Happy weekend to you, too, Suzanne, and thanks for the work you do, guiding future lawyers on a good path.
Great blog my friend.
Thanks, Ella, and hats off to Richard, a fine bureaucrat, retired!
Thanks Lucy too bad this is not required reading for many of our citizens so they can get a sense of what their tax dollars are getting them. As a former bureaucrat, it has been especially depressing over the years to hear the people talk disparagingly about the work that is done by civil servants and the people who do that most important work. This is reinforced by politicians or others who are broken records with the goal of “reducing government”. I was thinking about this yesterday while listening to an NPR program on the length of time it takes for EPA to respond to certain issues. Knowing that EPA’s budgets and workforce has been systematically reduced while problems remain, I can’t help but wonder about our future. And although I don’t know Colonel DeBow or Yolynda, I do know Ellie. I have had the pleasure of working with her over the years. She is a true example of a dedicated civil servant, ahem….bureaucrat. We are all lucky that she holds us gently in her work. Thank you for introducing us to these three.
Thank you, Lori, and it is a loss to us all that you have retired from EPA. You brought an incredibly valuable sensibility to those you worked with and trained.
Definitely an attention grabbing title. Many of us have experienced both, but we somehow always remember the stereotypical ineffective one. I have had the good fortune to know many at the local, state and federal level that are as those you presented. Thank you for reminding us.
My father was a civil servant, and I was once a bureaucrat also. We could blame the Evil One Number Two for speaking so ill of “guvmint.”
Now we have lots of self righteous independent “liberals” who are free to criticize because they never have any skin in the game. Real work requires listening to all sides, always seeking the happy medium.
…the happy medium, hopefully, or at least less unhappy. Oops my glass half empty self is showing.
equally least unhappy
Love this and agree and have felt same way about this word. Respect here for bureacrats in service to what matters most in our human lives and on earth. Really! That much.
Thanks, Nedra. I’ve been so pleased with the response to this post — thought I might get a lot of pushback.
You are so right, there are some mediocre people, and even some duds. And then there are the kinds of people you profile who are dedicated, hardworking and caring people. Thank you for honoring them. Especially in these times, I wonder who will aspire to public service when it is so often denigrated or used as a scapegoat by those in political office.
Thanks, Chris. Just realized I am the proud mother of two federal bureaucrats! And I agree that the scapegoating is grossly unfair.

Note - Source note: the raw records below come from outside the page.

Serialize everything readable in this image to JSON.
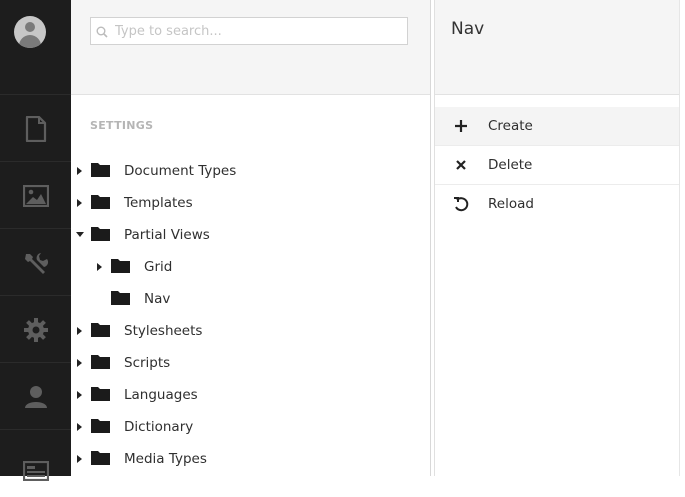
{
  "sidebar": {
    "sections": [
      {
        "name": "content",
        "icon": "document-icon"
      },
      {
        "name": "media",
        "icon": "image-icon"
      },
      {
        "name": "settings",
        "icon": "wrench-icon"
      },
      {
        "name": "developer",
        "icon": "gear-icon"
      },
      {
        "name": "users",
        "icon": "user-icon"
      },
      {
        "name": "members",
        "icon": "id-card-icon"
      }
    ]
  },
  "search": {
    "placeholder": "Type to search..."
  },
  "tree": {
    "section_title": "SETTINGS",
    "nodes": [
      {
        "label": "Document Types",
        "expanded": false,
        "has_children": true
      },
      {
        "label": "Templates",
        "expanded": false,
        "has_children": true
      },
      {
        "label": "Partial Views",
        "expanded": true,
        "has_children": true
      },
      {
        "label": "Grid",
        "expanded": false,
        "has_children": true
      },
      {
        "label": "Nav",
        "expanded": false,
        "has_children": false
      },
      {
        "label": "Stylesheets",
        "expanded": false,
        "has_children": true
      },
      {
        "label": "Scripts",
        "expanded": false,
        "has_children": true
      },
      {
        "label": "Languages",
        "expanded": false,
        "has_children": true
      },
      {
        "label": "Dictionary",
        "expanded": false,
        "has_children": true
      },
      {
        "label": "Media Types",
        "expanded": false,
        "has_children": true
      }
    ]
  },
  "actions_panel": {
    "title": "Nav",
    "items": [
      {
        "label": "Create",
        "icon": "plus-icon"
      },
      {
        "label": "Delete",
        "icon": "close-icon"
      },
      {
        "label": "Reload",
        "icon": "reload-icon"
      }
    ]
  },
  "colors": {
    "rail_bg": "#1d1d1d",
    "rail_icon": "#5e5e5e",
    "header_bg": "#f5f5f5",
    "section_title": "#b5b5b5"
  }
}
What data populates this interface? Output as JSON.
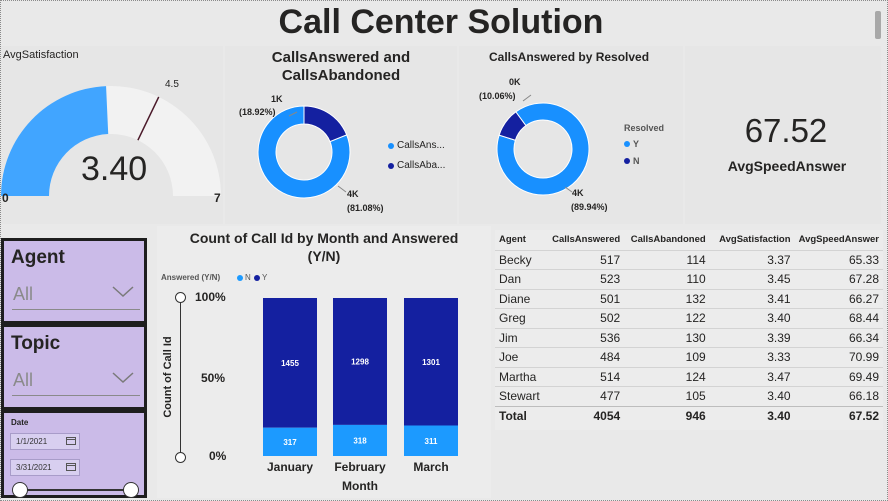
{
  "title": "Call Center Solution",
  "gauge": {
    "title": "AvgSatisfaction",
    "value_label": "3.40",
    "min_label": "0",
    "max_label": "7",
    "target_label": "4.5",
    "value": 3.4,
    "min": 0,
    "max": 7,
    "target": 4.5,
    "fill_color": "#41a5ff",
    "track_color": "#f2f2f2"
  },
  "donut1": {
    "title_line1": "CallsAnswered and",
    "title_line2": "CallsAbandoned",
    "slices": [
      {
        "name": "CallsAnswered",
        "value": 4054,
        "percent": 81.08,
        "color": "#1890ff",
        "label": "4K",
        "pct_label": "(81.08%)"
      },
      {
        "name": "CallsAbandoned",
        "value": 946,
        "percent": 18.92,
        "color": "#1420a0",
        "label": "1K",
        "pct_label": "(18.92%)"
      }
    ],
    "legend": [
      "CallsAns...",
      "CallsAba..."
    ]
  },
  "donut2": {
    "title": "CallsAnswered by Resolved",
    "legend_title": "Resolved",
    "slices": [
      {
        "name": "Y",
        "percent": 89.94,
        "color": "#1890ff",
        "label": "4K",
        "pct_label": "(89.94%)"
      },
      {
        "name": "N",
        "percent": 10.06,
        "color": "#1420a0",
        "label": "0K",
        "pct_label": "(10.06%)"
      }
    ],
    "legend": [
      "Y",
      "N"
    ]
  },
  "card": {
    "value": "67.52",
    "label": "AvgSpeedAnswer"
  },
  "slicers": {
    "agent": {
      "label": "Agent",
      "value": "All"
    },
    "topic": {
      "label": "Topic",
      "value": "All"
    },
    "date": {
      "label": "Date",
      "start": "1/1/2021",
      "end": "3/31/2021"
    }
  },
  "chart_data": {
    "type": "bar",
    "title_line1": "Count of Call Id by Month and Answered",
    "title_line2": "(Y/N)",
    "legend_title": "Answered (Y/N)",
    "legend": [
      "N",
      "Y"
    ],
    "xlabel": "Month",
    "ylabel": "Count of Call Id",
    "y_ticks": [
      "100%",
      "50%",
      "0%"
    ],
    "categories": [
      "January",
      "February",
      "March"
    ],
    "series": [
      {
        "name": "Y",
        "values": [
          317,
          318,
          311
        ],
        "color": "#1c9aff"
      },
      {
        "name": "N",
        "values": [
          1455,
          1298,
          1301
        ],
        "color": "#1420a0"
      }
    ]
  },
  "table": {
    "columns": [
      "Agent",
      "CallsAnswered",
      "CallsAbandoned",
      "AvgSatisfaction",
      "AvgSpeedAnswer"
    ],
    "rows": [
      [
        "Becky",
        "517",
        "114",
        "3.37",
        "65.33"
      ],
      [
        "Dan",
        "523",
        "110",
        "3.45",
        "67.28"
      ],
      [
        "Diane",
        "501",
        "132",
        "3.41",
        "66.27"
      ],
      [
        "Greg",
        "502",
        "122",
        "3.40",
        "68.44"
      ],
      [
        "Jim",
        "536",
        "130",
        "3.39",
        "66.34"
      ],
      [
        "Joe",
        "484",
        "109",
        "3.33",
        "70.99"
      ],
      [
        "Martha",
        "514",
        "124",
        "3.47",
        "69.49"
      ],
      [
        "Stewart",
        "477",
        "105",
        "3.40",
        "66.18"
      ]
    ],
    "total": [
      "Total",
      "4054",
      "946",
      "3.40",
      "67.52"
    ]
  }
}
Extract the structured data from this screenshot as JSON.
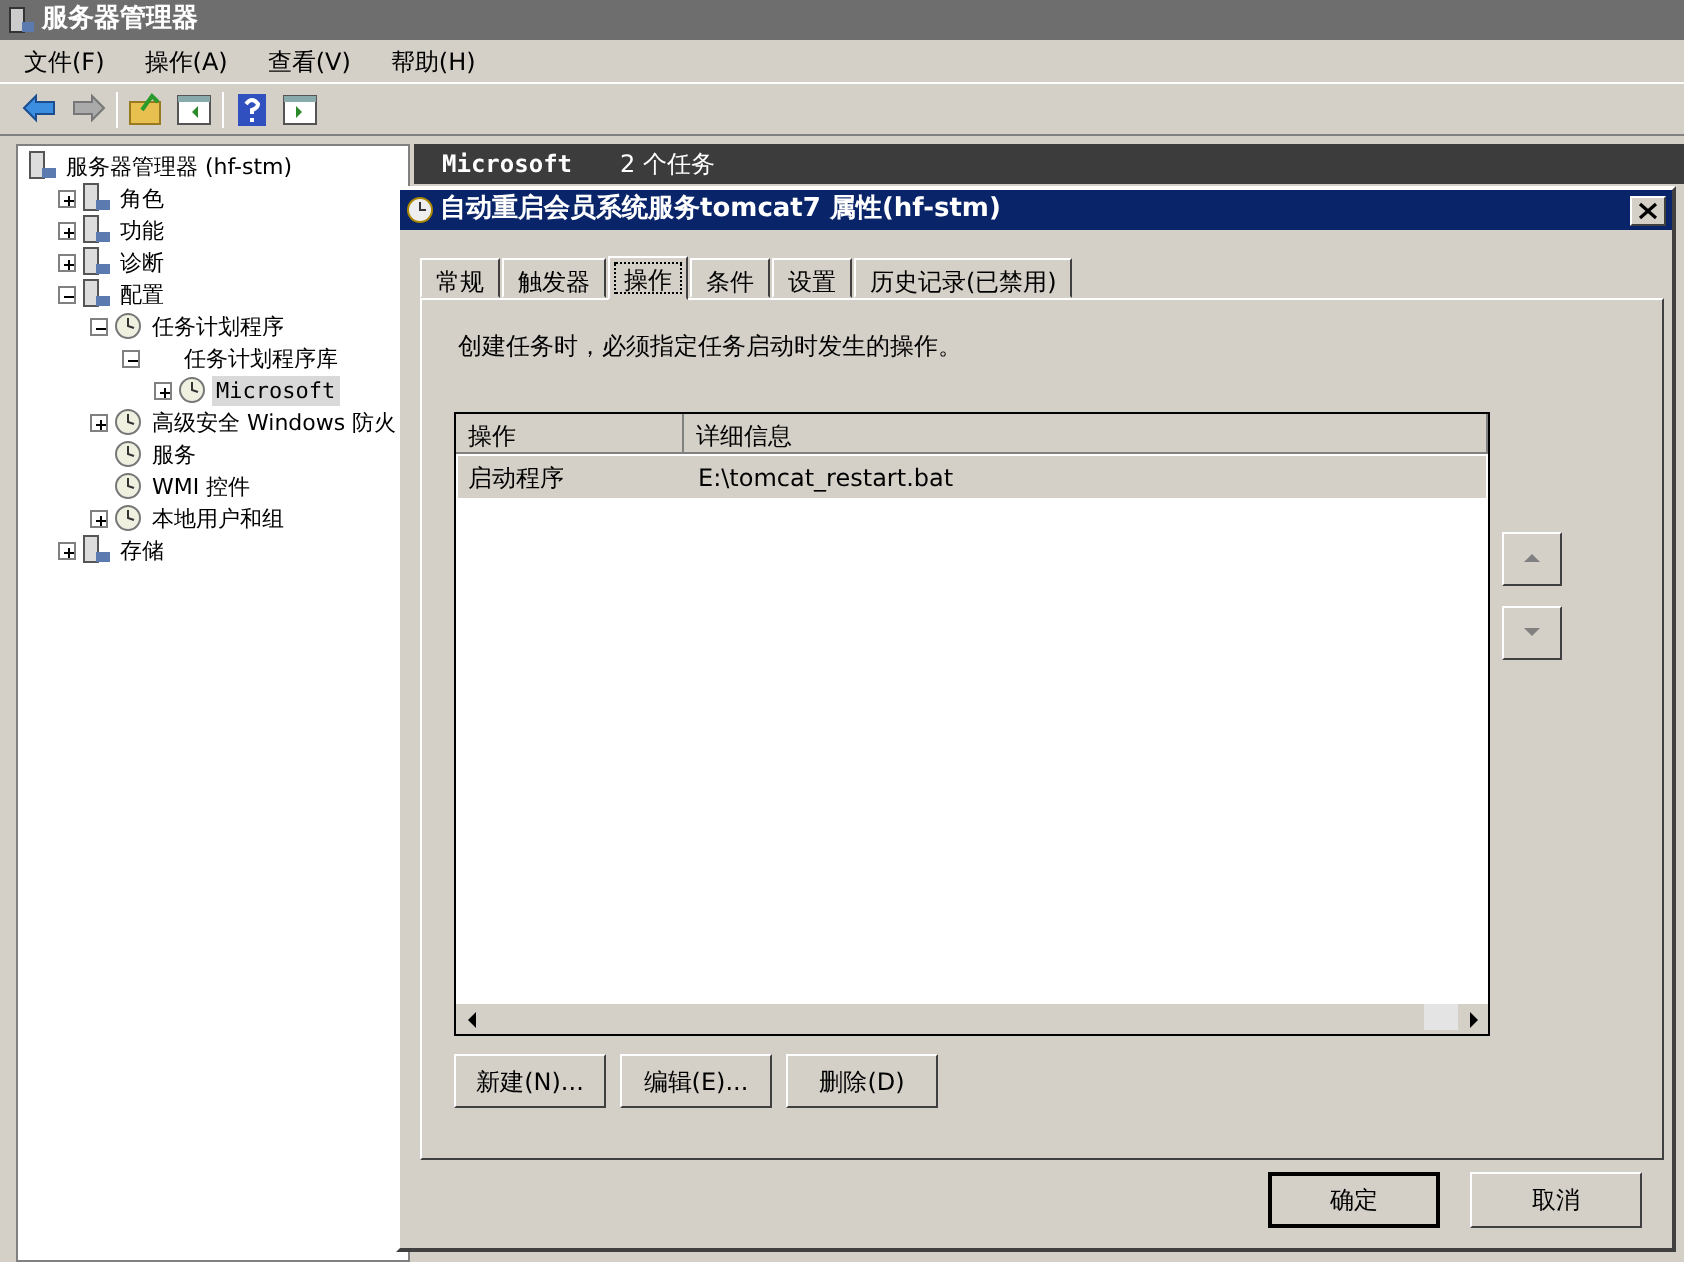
{
  "window": {
    "title": "服务器管理器"
  },
  "menu": [
    "文件(F)",
    "操作(A)",
    "查看(V)",
    "帮助(H)"
  ],
  "tree": [
    {
      "label": "服务器管理器 (hf-stm)",
      "has_icon": true,
      "selected": false,
      "children": [
        {
          "label": "角色",
          "expanded": false,
          "has_icon": true,
          "selected": false
        },
        {
          "label": "功能",
          "expanded": false,
          "has_icon": true,
          "selected": false
        },
        {
          "label": "诊断",
          "expanded": false,
          "has_icon": true,
          "selected": false
        },
        {
          "label": "配置",
          "expanded": true,
          "has_icon": true,
          "selected": false,
          "children": [
            {
              "label": "任务计划程序",
              "expanded": true,
              "has_icon": true,
              "selected": false,
              "children": [
                {
                  "label": "任务计划程序库",
                  "expanded": true,
                  "has_icon": false,
                  "selected": false,
                  "children": [
                    {
                      "label": "Microsoft",
                      "expanded": false,
                      "has_icon": true,
                      "selected": true
                    }
                  ]
                }
              ]
            },
            {
              "label": "高级安全 Windows 防火",
              "expanded": false,
              "has_icon": true,
              "selected": false
            },
            {
              "label": "服务",
              "has_icon": true,
              "selected": false
            },
            {
              "label": "WMI 控件",
              "has_icon": true,
              "selected": false
            },
            {
              "label": "本地用户和组",
              "expanded": false,
              "has_icon": true,
              "selected": false
            }
          ]
        },
        {
          "label": "存储",
          "expanded": false,
          "has_icon": true,
          "selected": false
        }
      ]
    }
  ],
  "right_pane": {
    "header_title": "Microsoft",
    "header_count": "2 个任务"
  },
  "dialog": {
    "title": "自动重启会员系统服务tomcat7 属性(hf-stm)",
    "tabs": [
      {
        "label": "常规",
        "selected": false
      },
      {
        "label": "触发器",
        "selected": false
      },
      {
        "label": "操作",
        "selected": true
      },
      {
        "label": "条件",
        "selected": false
      },
      {
        "label": "设置",
        "selected": false
      },
      {
        "label": "历史记录(已禁用)",
        "selected": false
      }
    ],
    "description": "创建任务时，必须指定任务启动时发生的操作。",
    "table": {
      "columns": [
        "操作",
        "详细信息"
      ],
      "rows": [
        {
          "cells": [
            "启动程序",
            "E:\\tomcat_restart.bat"
          ],
          "selected": true
        }
      ]
    },
    "move_buttons": [
      {
        "kind": "up",
        "disabled": true
      },
      {
        "kind": "down",
        "disabled": true
      }
    ],
    "action_buttons": [
      "新建(N)...",
      "编辑(E)...",
      "删除(D)"
    ],
    "footer_buttons": [
      {
        "label": "确定",
        "default": true
      },
      {
        "label": "取消",
        "default": false
      }
    ]
  }
}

Thanks for validating what so many of us have done. Another piece of the work is advocating for and supporting community personnel recruitment and supervision.
Can’t wait to see you soon!
I always appreciate your insights and I like prefer the term civil servant for those doing the good works!
Thank you. Much needed statement when public service has been taking a beating for many years. Thank you.